Streamline the checkout process by supporting prevalent local payment methods.
For example, credit card penetration lags in Latin America. Shoppers prefer cash on delivery or local payment platforms like Mercado Pago.
You must consider these payment method preferences while localizing your products in these geographies. This wins major trust and conversion points for your brand and product.
Expanding your business internationally can be a great opportunity, but it’s important to avoid major localization pitfalls that can hinder your global selling goals.
Many sellers make the mistake of rushing onto different Amazon marketplaces without doing due diligence to understand regional nuances.
This can lead to perfectly great products getting lost in translation and not reaching their full potential.
Here, we’ve listed a few localization mistakes you can avoid that sabotage your global selling goals.
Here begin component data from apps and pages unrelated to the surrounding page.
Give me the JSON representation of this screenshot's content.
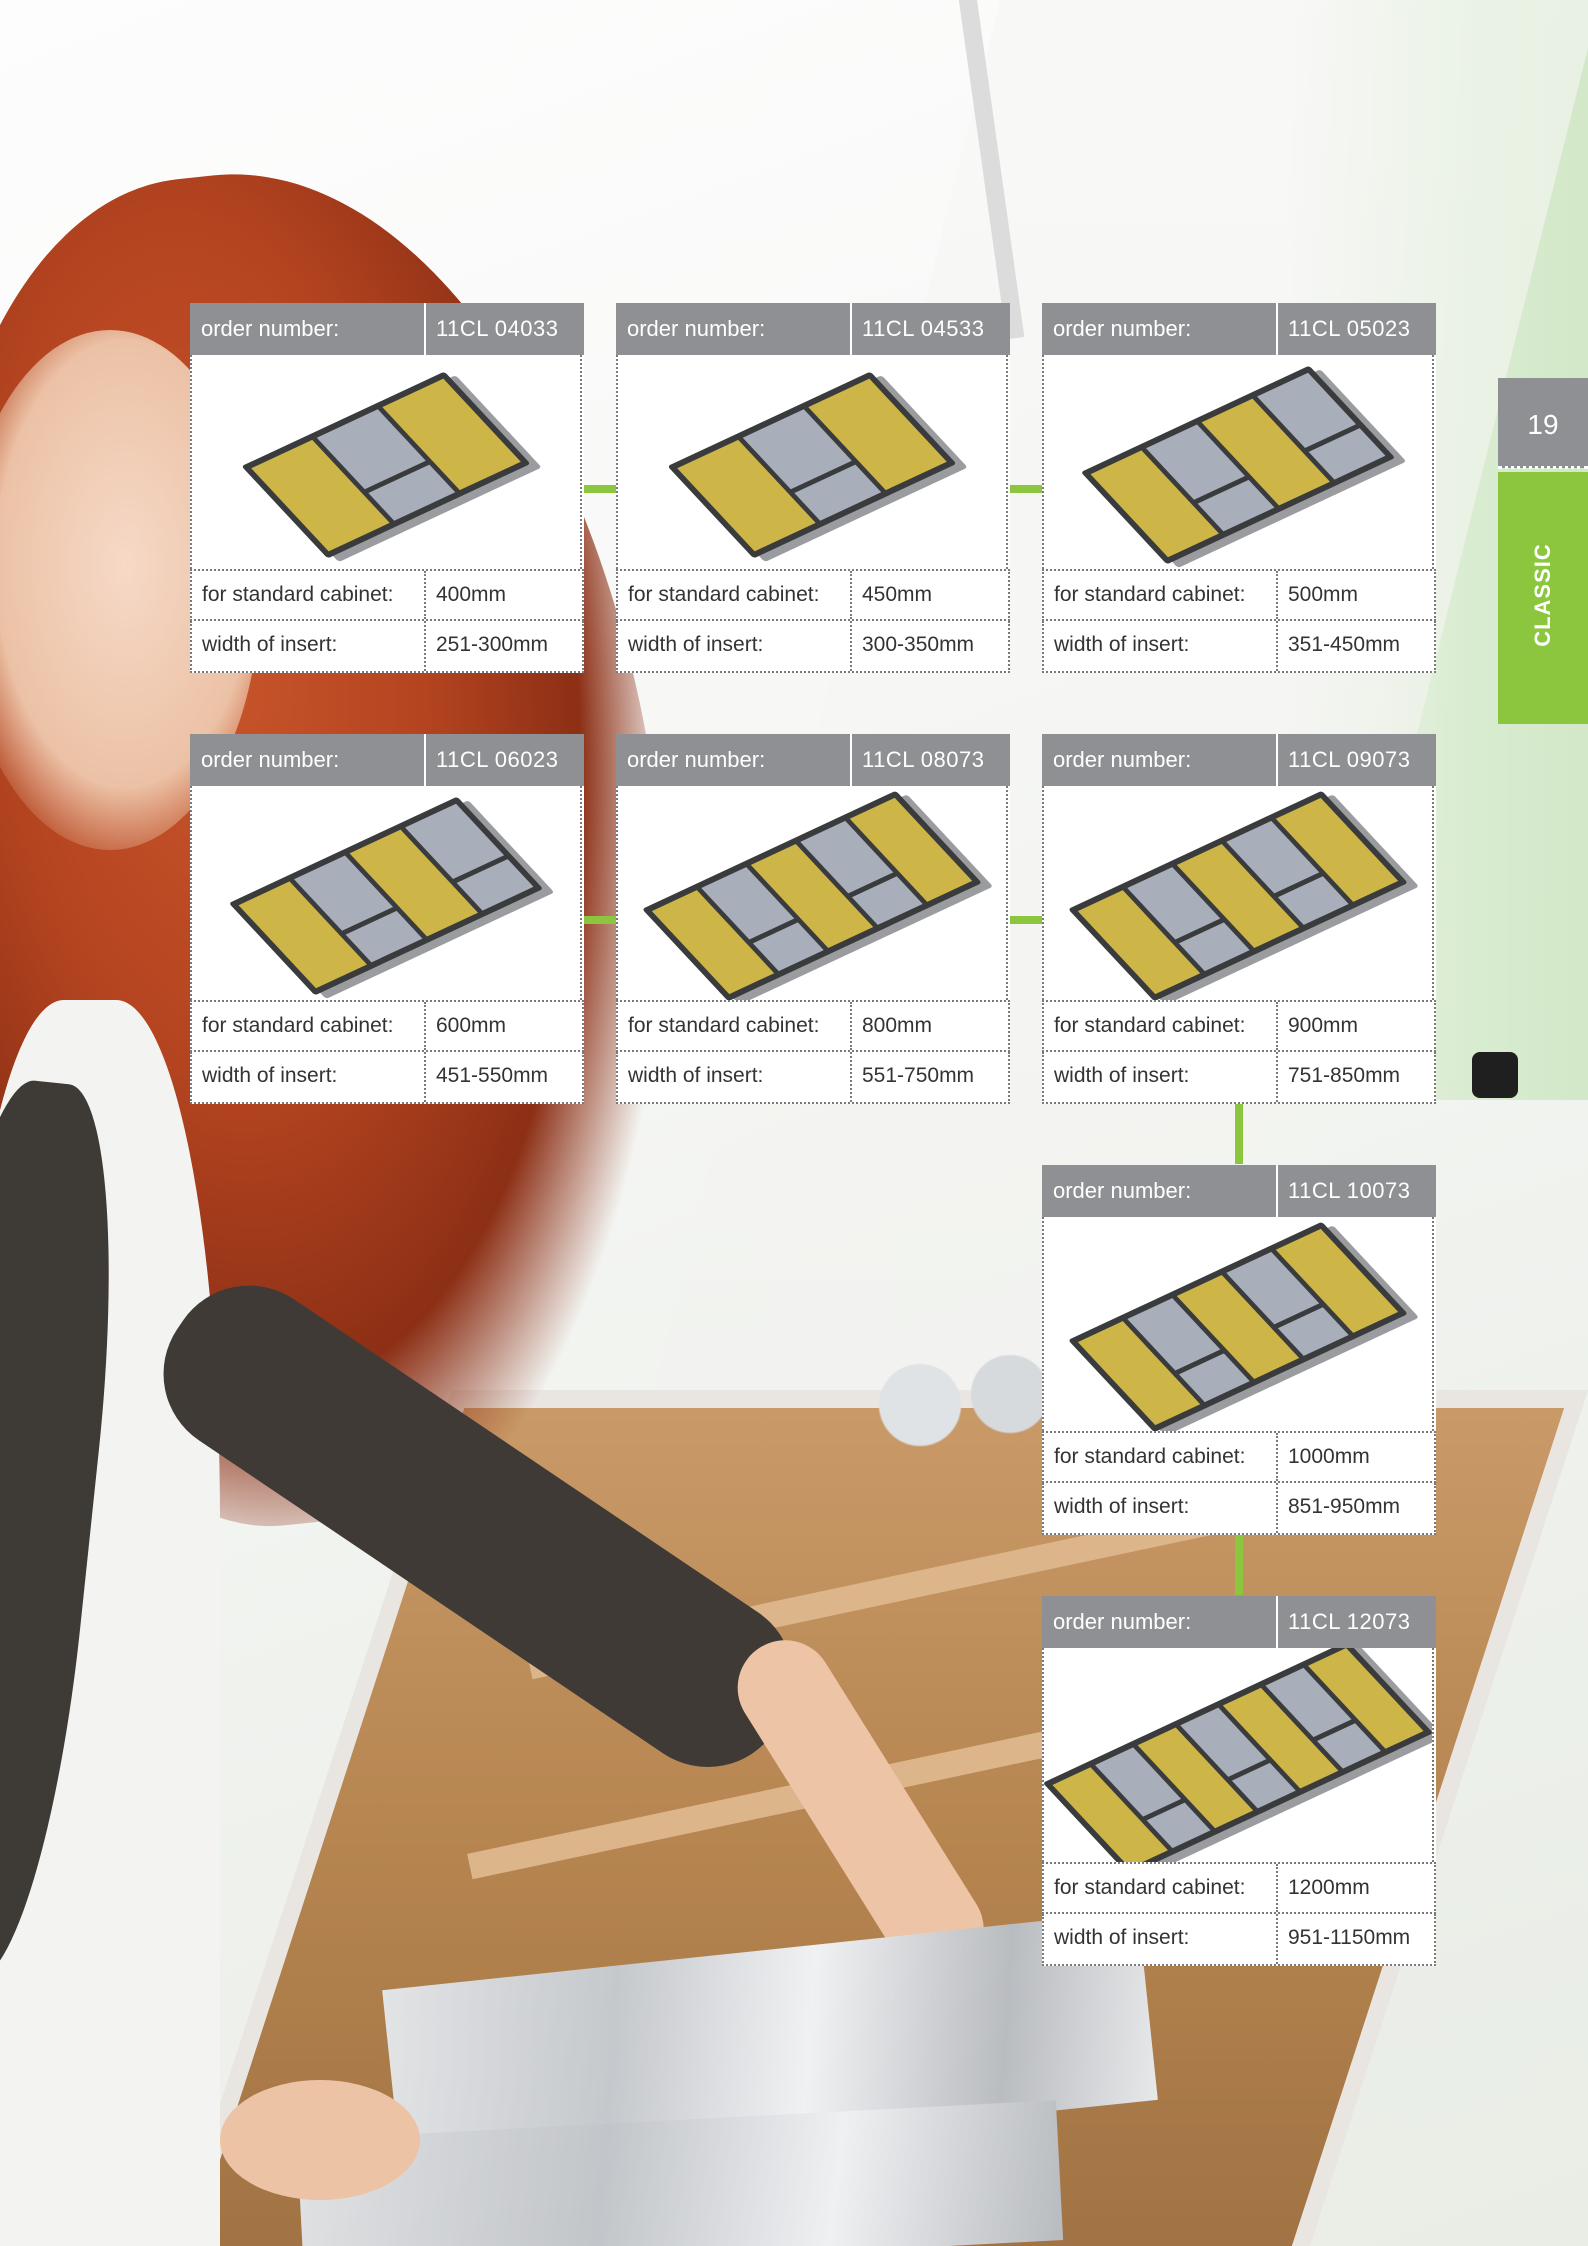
{
  "page_number": "19",
  "section_tab": "CLASSIC",
  "accent_color": "#8cc63f",
  "header_color": "#8f9093",
  "labels": {
    "order_number": "order number:",
    "standard_cabinet": "for standard cabinet:",
    "insert_width": "width of insert:"
  },
  "products": [
    {
      "order_number": "11CL 04033",
      "standard_cabinet": "400mm",
      "insert_width": "251-300mm",
      "compartments": 3
    },
    {
      "order_number": "11CL 04533",
      "standard_cabinet": "450mm",
      "insert_width": "300-350mm",
      "compartments": 3
    },
    {
      "order_number": "11CL 05023",
      "standard_cabinet": "500mm",
      "insert_width": "351-450mm",
      "compartments": 4
    },
    {
      "order_number": "11CL 06023",
      "standard_cabinet": "600mm",
      "insert_width": "451-550mm",
      "compartments": 4
    },
    {
      "order_number": "11CL 08073",
      "standard_cabinet": "800mm",
      "insert_width": "551-750mm",
      "compartments": 5
    },
    {
      "order_number": "11CL 09073",
      "standard_cabinet": "900mm",
      "insert_width": "751-850mm",
      "compartments": 5
    },
    {
      "order_number": "11CL 10073",
      "standard_cabinet": "1000mm",
      "insert_width": "851-950mm",
      "compartments": 5
    },
    {
      "order_number": "11CL 12073",
      "standard_cabinet": "1200mm",
      "insert_width": "951-1150mm",
      "compartments": 7
    }
  ]
}
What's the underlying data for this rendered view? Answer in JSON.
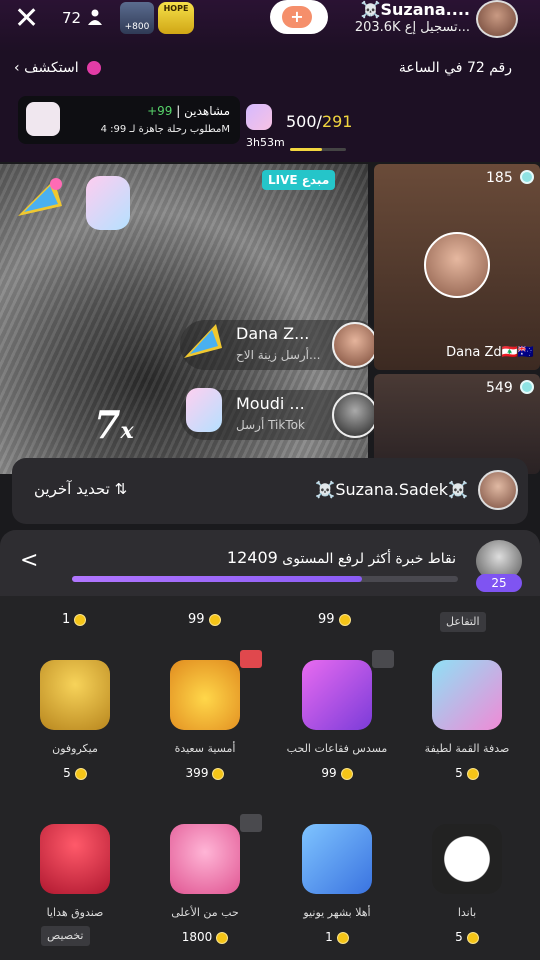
{
  "topbar": {
    "viewers": "72",
    "badge_a": "+800",
    "badge_b": "HOPE",
    "host_name": "☠️Suzana....",
    "host_sub": "203.6K تسجيل إع..."
  },
  "row2": {
    "explore": "استكشف",
    "rank": "رقم 72 في الساعة"
  },
  "goal": {
    "line1_green": "+99",
    "line1_rest": " | مشاهدين",
    "line2": "مطلوب رحلة جاهزة لـ 99: 4M",
    "timer": "3h53m",
    "progress_current": "291",
    "progress_total": "500/",
    "progress_fraction": 0.58
  },
  "stream": {
    "live_label": "LIVE",
    "live_sub": "مبدع",
    "combo": "7",
    "combo_x": "x",
    "notifs": [
      {
        "name": "Dana Z...",
        "sub": "أرسل زينة الاح..."
      },
      {
        "name": "Moudi ...",
        "sub": "أرسل TikTok"
      }
    ],
    "tiles": [
      {
        "count": "185",
        "name": "Dana Zd🇱🇧🇦🇺"
      },
      {
        "count": "549"
      }
    ]
  },
  "share": {
    "name": "☠️Suzana.Sadek☠️",
    "refresh": "تحديد آخرين ⇅"
  },
  "panel": {
    "back": "<",
    "level_points": "12409",
    "level_text": "نقاط خبرة أكثر لرفع المستوى",
    "level_progress": 0.75,
    "level_badge": "25",
    "row0_prices": [
      "1",
      "99",
      "99"
    ],
    "row0_tag": "التفاعل",
    "gifts": [
      {
        "name": "ميكروفون",
        "price": "5"
      },
      {
        "name": "أمسية سعيدة",
        "price": "399"
      },
      {
        "name": "مسدس فقاعات الحب",
        "price": "99"
      },
      {
        "name": "صدفة القمة لطيفة",
        "price": "5"
      },
      {
        "name": "صندوق هدايا",
        "price": ""
      },
      {
        "name": "حب من الأعلى",
        "price": "1800"
      },
      {
        "name": "أهلا بشهر يونيو",
        "price": "1"
      },
      {
        "name": "باندا",
        "price": "5"
      }
    ],
    "custom_tag": "تخصيص",
    "colors": {
      "coin": "#f5c518",
      "accent": "#7f54f2",
      "live": "#25c5c9"
    }
  }
}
Sellers often default to feeding their product listings through translation tools like Google Translate to cut costs and time. These tools often ignore critical cultural contexts, local idioms, etiquette, emotions, and other messaging elements and spit out inaccurate translations.
No doubt why it doesn’t connect with the local shoppers.
Instead, work with a local copywriter who understands the local customer, language, and nuances and captures that into the product copy.
Don’t assume a phrase, image, or message that works well in one culture will work just as well in another.
Cross-cultural norms can vary widely. A seemingly innocuous image or gesture can have offensive connotations in other parts of the world.
For example, a “thumbs up” gesture has offensive meaning in parts of the Middle East.
So, do your homework before localizing your products to avoid PR nightmares.
Test your translated listings with native speakers who can flag offensive messaging.
If unsure about any messaging, leave it out. Don’t risk turning off local buyers over ignorance. It’ll hurt your brand in the long run.
Product localization is an ongoing process, not a one-time solution. If you don’t constantly improve your localization, it can sink your overseas efforts.
As you expand to more countries, revisit initial translations based on feedback submitted in customer reviews and adjust your listings promptly.
Also, closely monitor search term reports to incorporate rising regional keywords. For example, the adoption of wireless earbuds has grown exponentially in Asia over recent years.
However, if you keep rehashing outdated keywords, you can miss out on fully capitalizing on this trend.
Don’t let your initial localization wins lapse. Expect to revisit your messaging periodically to realign with current customer expectations, tech adoption trends, and consumer vocabulary overseas.
According to a recent survey, 71% of the top marketing decision-makers agree that content localization improves sales, and 74% agree it’s a major revenue driver.
Global cross-border e-commerce has grown nearly 10% annually over the last two years. And Amazon is aggressively expanding its global infrastructure to push international sales higher.
Now is the time for sellers to capitalize on surging foreign demand.
Shoppers in every country want to shop online. And they strongly prefer buying from sellers who speak directly to their culture in localized storefronts.
Proper localization also unlocks more organic visibility and higher converting traffic in foreign languages.
Capitalize on this preference by mastering localization best practices. Immerse international visitors in end-to-end localized, culturally-attuned shopping experiences.
The world is ready to buy, but only if you speak their language linguistically and culturally with Amazon product localization.
This blog has explained all the localization tactics for you to feel confident in localizing your product.
Expanding your Amazon business in a new market is an ambitious project. And sellers willing to invest in hyper-localization will reap major dividends.
With that, if you also want to expand your Amazon business in new marketplaces, SellerApp experts can help you.
SellerApp has already helped 20,000+ brands create full-funnel expansion strategies, and we can do the same for you.